that with one wrong mouse click you could make it possible for someone to read all your email, documents, or instant messages? That they could also view your grades, online bank accounts, or change your course schedule? That they could read or change anything on your computer? Or anything accessed from it? That they could turn on your computer's microphone to listen in on conversations? Or command your computer to attack other network users or sites? Or use your computer for a computer crime for which you may be blamed?
Did you know?
a newly installed Windows XP, 2000, NT, or Linux computer is likely vulnerable to the same type of compromise without even a mouse click just by being attached to the network?
Did you know?
several such incidents have occurred on computers at JMU...from Windows 95 and Macintosh desktops to Windows NT and Unix servers? That they've been used to attack other computers and divulge information? Did you know all our computers are scanned constantly from around the world by people hoping to take advantage of them?
Did you know
that your behavior impacts your neighbors' security and their behavior yours?

The Internet, paired with today's software, provides us astonishing capabilities for sharing and communication. However, these same capabilities also provide access and computer power to more than 600 million people around the world...some of whom may not share our behavioral expectations. Examples, such as random acts of vandalism, can be found in any local newspaper.

The threats associated with online folks' behavior are very different from similar threats in the physical world. Using the same freedom and functionality we treasure, they can communicate with our computers almost instantaneously, almost anonymously, and en masse from around the world. They don't even need to be a computer expert. It only takes one person to write a destructive program to enable many people without technical knowledge to cause problems, just as all of us use word processors and web browsers without knowing how they work or being able to write one ourselves.

While the risks associated with these threats can be decreased by limiting communications, limiting computer functionality, and increasing the complexity involved with our computing environment, they can't be eliminated. Moreover, the more we wish to maintain our current freedom in communications and computing, the more necessary it is that we individually take steps to take care of ourselves and reduce the need for outside controls and limitations.

The only person ultimately in control of a computer is the operator in front of the keyboard.
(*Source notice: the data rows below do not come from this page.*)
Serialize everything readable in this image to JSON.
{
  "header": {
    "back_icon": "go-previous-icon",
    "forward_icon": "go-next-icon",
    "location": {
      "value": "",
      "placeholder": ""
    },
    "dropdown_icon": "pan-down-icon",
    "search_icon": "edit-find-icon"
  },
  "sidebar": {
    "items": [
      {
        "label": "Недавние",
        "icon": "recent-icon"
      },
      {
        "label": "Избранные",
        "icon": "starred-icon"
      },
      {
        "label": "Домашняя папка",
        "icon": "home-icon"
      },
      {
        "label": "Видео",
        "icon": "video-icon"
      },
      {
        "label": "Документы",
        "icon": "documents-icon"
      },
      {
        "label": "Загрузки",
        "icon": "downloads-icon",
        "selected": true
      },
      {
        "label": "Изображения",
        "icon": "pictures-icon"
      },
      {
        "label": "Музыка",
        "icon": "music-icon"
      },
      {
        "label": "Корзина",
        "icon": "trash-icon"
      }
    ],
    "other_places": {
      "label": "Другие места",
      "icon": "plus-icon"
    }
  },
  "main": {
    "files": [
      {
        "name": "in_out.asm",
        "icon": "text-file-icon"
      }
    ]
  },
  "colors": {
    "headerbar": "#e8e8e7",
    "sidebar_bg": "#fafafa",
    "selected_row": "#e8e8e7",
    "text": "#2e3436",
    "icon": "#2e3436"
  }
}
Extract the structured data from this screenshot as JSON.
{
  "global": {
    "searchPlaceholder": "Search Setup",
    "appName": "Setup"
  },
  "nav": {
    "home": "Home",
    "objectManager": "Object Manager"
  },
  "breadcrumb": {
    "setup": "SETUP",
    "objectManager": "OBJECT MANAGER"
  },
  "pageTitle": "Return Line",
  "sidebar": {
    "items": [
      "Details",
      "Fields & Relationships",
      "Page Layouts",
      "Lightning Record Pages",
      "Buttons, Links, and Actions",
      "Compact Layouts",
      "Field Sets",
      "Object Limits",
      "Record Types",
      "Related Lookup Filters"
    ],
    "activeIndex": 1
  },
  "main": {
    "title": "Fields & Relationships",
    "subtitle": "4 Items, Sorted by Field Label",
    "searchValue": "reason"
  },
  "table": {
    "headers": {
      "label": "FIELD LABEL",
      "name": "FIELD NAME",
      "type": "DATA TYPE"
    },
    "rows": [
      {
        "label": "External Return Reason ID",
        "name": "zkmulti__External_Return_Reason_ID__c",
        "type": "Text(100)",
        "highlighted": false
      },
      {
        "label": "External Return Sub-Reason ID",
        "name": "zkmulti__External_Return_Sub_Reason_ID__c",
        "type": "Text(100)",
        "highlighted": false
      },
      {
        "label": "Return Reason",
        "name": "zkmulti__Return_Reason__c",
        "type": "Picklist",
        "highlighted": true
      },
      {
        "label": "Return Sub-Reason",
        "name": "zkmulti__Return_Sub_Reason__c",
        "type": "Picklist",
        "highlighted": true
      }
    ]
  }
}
That person presently has the freedom to run any software he or she wants and communicate with anyone around the world. Our computers can do almost anything we tell them to do. Unfortunately, this versatility makes them very complicated. Perhaps the most complicated devices we are exposed to on a regular basis. This is true despite our most fervent wishes, occasional profanity, and manufacturers efforts. Computers have more decision points and varying functionality than almost anything else we use. They are not cars, televisions, or radios and efforts to make them appear to be so have sometimes backfired and caused security problems.

The goal of the R.U.N.S.A.F.E. program is to help you attain the knowledge and skills necessary to more safely operate an Internet connected computer.